Earth sets new emissions record:Dire global warming milestone could come within a decade, report says
The term “climate crisis” has been used to describe these worsening impacts since at least 1986. Since the United Nations’ Intergovernmental Panel on Climate Change was organized in 1988, its reports steadily have grown more dire.
In April, U.N. Secretary-General António Guterres said broken climate promises “put us firmly on track toward an unlivable world.“
The Fourth National Climate Assessment, released during the Trump administration, warned natural, built and social systems were “increasingly vulnerable to cascading impacts that are often difficult to predict, threatening essential services.”
Climate extremes show:Global warming has ‘no sign of slowing’
Is climate change getting better?
Experts say the warming climate will have increasingly severe impacts on daily life, making it moredifficult to access water and food, puttinga strain on physical and mental healthand challenging transportation and infrastructure.
“Every increased amount of warming will increase the risk of severe impacts, and so the more (rapidly) we can take strong action to reduce greenhouse gas emissions, the less severe the impacts will be,” Cornell University professor Rachel Bezner Kerr said after the release of one recent IPCC report.
Heat kills more humans each year than floods or hurricanes.
Studies warn the growth in wildfires in the West could mean an increase in dangerous air quality levels.
Warmer climates put animals on the move and increases the risk they’ll spread pathogens to other animals and to humans.
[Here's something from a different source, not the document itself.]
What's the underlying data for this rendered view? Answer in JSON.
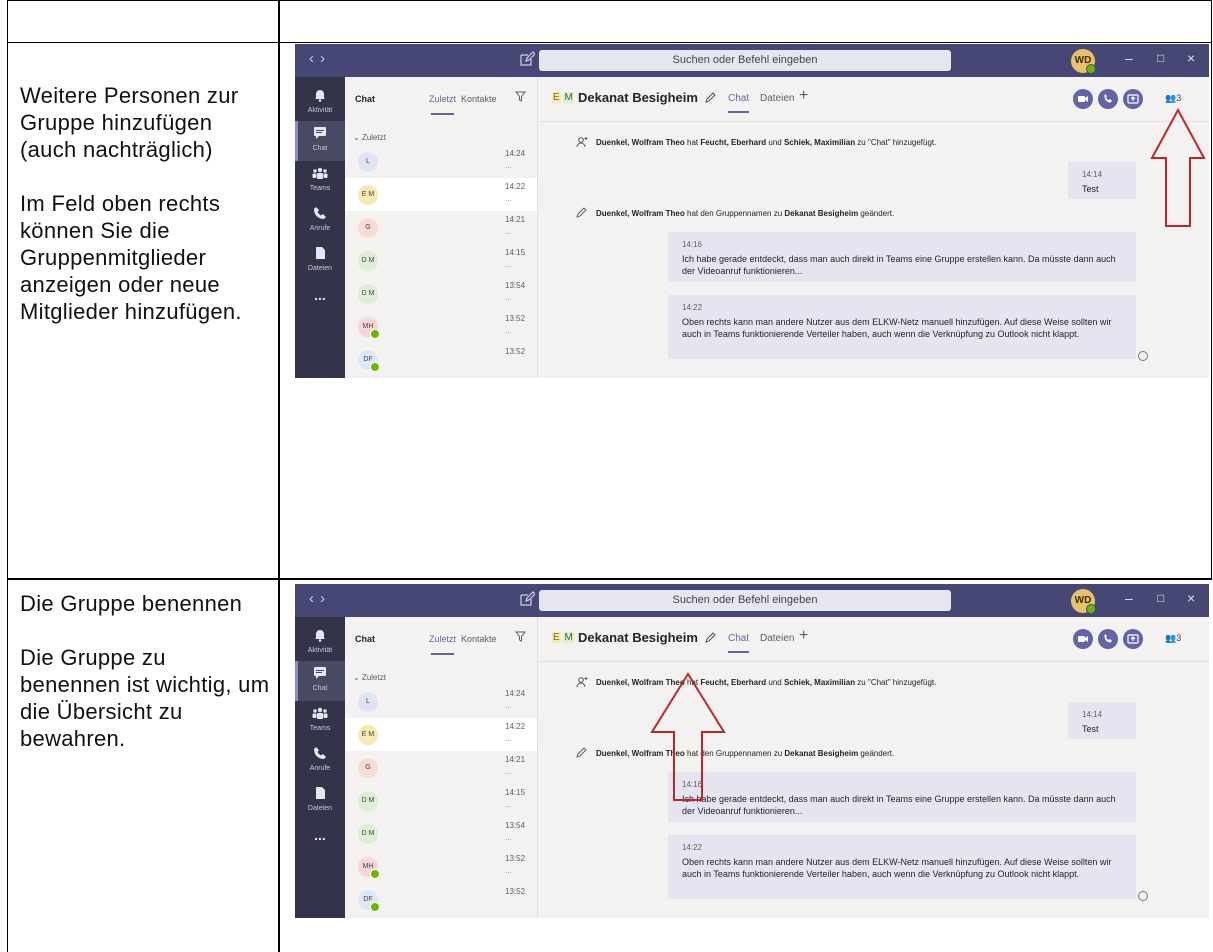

A group of University of Hawaii researchers looked at how 376 human diseases and allergens such as malaria and asthma are affected by climate-related weather hazards and found nearly 60% have been aggravated by hazards, such as heat and floods.
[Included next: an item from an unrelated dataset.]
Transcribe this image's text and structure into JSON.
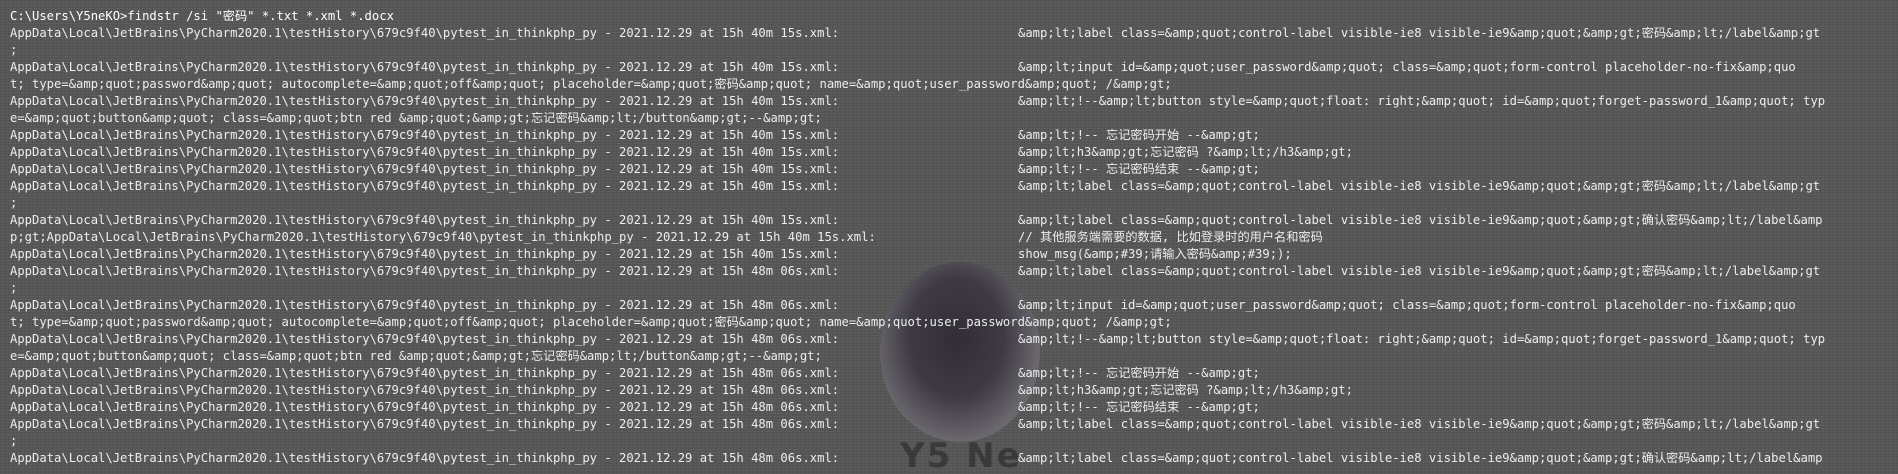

Climate change also is displacing people in the U.S. and across the globe.
How does climate change affect us?
Agriculture, sports events and community festivals are feeling the heat.
Farmers are seeing more weather extremes and wilder swings between extreme drought and flooding.
Maple syrup producer Adam Parke has seen a 10-day shift forward in the maple sugar season on his Vermont farm over three decades.
Beef, citrus and cotton:Agriculture sees effects of ‘weirding weather’ from climate change
NASA reported in 2021 that decreases in global food supplies related to climate change could be apparent by 2030.
But agriculture also may be part of the solution to countering the increases in carbon dioxide and other greenhouse gases.
Billions set aside by the Inflation Reduction Act is earmarked to help support agriculture and reduce its emissions.
Changing climate:Uncertain future for Northeast maple trees, syrup season
Warmer spring temperatures have forced organizers to move historic flower festivals forward.
To see further impacts, take a look at the time-honored Olympic tradition.
The Summer 2024 Olympics are scheduled to kick off in July in France, where the country’s meteorological officials expect 2022 to be its hottest year since records began in 1900. Meanwhile, the International Olympic Committee has delayed choosing the location for the 2030 winter games, in part over climate concerns.
Olympic host city selection on hold:Why? It may not be cold enough.
Even fly fisherman see changes all around them. “Everyone knows if this keeps up, the places we can fish for trout are going to be limited,” said Tom Rosenbauer of Vermont, whose job title at sporting goods retailer Orvis is chief enthusiast.
How does climate change affect animals?
Warmer temperatures are forcing some animal species to move beyond their typical home ranges, increasing the risk that infectious viruses they carry could be transmitted to other species they haven’t encountered before. That poses a threat to human and animal health around the world.
“Climate change and pandemics are not separate things,” epidemiologist Colin Carlson, told USA TODAY. “We have to take that seriously as a real-time threat.”
In the U.S., roseate spoonbills, a brilliant pink wading bird, are moving north as temperatures warm and they’re pushed out of native coastal habitats by rising sea levels.